• EXERCISE GOAL: What is needed is an exact copy of every entry.

Items listed in a dataset:
╭──

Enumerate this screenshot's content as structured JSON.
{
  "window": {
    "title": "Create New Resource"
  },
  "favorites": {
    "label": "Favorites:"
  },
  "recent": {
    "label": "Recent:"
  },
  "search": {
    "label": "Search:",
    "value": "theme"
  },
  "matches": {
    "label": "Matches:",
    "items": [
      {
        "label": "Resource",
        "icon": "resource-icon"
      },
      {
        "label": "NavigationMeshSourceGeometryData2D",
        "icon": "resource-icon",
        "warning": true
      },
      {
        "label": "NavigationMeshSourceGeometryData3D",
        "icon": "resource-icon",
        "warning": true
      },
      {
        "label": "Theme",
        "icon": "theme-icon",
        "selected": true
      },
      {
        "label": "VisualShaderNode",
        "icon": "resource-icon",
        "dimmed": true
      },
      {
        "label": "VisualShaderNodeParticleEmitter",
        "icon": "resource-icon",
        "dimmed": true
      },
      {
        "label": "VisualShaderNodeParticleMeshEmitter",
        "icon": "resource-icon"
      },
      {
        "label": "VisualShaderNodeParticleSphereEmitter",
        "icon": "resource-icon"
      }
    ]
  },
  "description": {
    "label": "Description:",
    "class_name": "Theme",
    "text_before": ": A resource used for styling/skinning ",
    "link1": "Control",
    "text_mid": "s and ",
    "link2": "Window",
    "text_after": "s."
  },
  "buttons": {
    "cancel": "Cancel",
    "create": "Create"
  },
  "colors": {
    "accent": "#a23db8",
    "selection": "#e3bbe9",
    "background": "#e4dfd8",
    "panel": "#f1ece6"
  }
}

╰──

• SOLUTION BELOW:
Enumerate this screenshot's content as structured JSON.
{
  "window": {
    "title": "Create New Resource"
  },
  "favorites": {
    "label": "Favorites:"
  },
  "recent": {
    "label": "Recent:"
  },
  "search": {
    "label": "Search:",
    "value": "theme"
  },
  "matches": {
    "label": "Matches:",
    "items": [
      {
        "label": "Resource",
        "icon": "resource-icon"
      },
      {
        "label": "NavigationMeshSourceGeometryData2D",
        "icon": "resource-icon",
        "warning": true
      },
      {
        "label": "NavigationMeshSourceGeometryData3D",
        "icon": "resource-icon",
        "warning": true
      },
      {
        "label": "Theme",
        "icon": "theme-icon",
        "selected": true
      },
      {
        "label": "VisualShaderNode",
        "icon": "resource-icon",
        "dimmed": true
      },
      {
        "label": "VisualShaderNodeParticleEmitter",
        "icon": "resource-icon",
        "dimmed": true
      },
      {
        "label": "VisualShaderNodeParticleMeshEmitter",
        "icon": "resource-icon"
      },
      {
        "label": "VisualShaderNodeParticleSphereEmitter",
        "icon": "resource-icon"
      }
    ]
  },
  "description": {
    "label": "Description:",
    "class_name": "Theme",
    "text_before": ": A resource used for styling/skinning ",
    "link1": "Control",
    "text_mid": "s and ",
    "link2": "Window",
    "text_after": "s."
  },
  "buttons": {
    "cancel": "Cancel",
    "create": "Create"
  },
  "colors": {
    "accent": "#a23db8",
    "selection": "#e3bbe9",
    "background": "#e4dfd8",
    "panel": "#f1ece6"
  }
}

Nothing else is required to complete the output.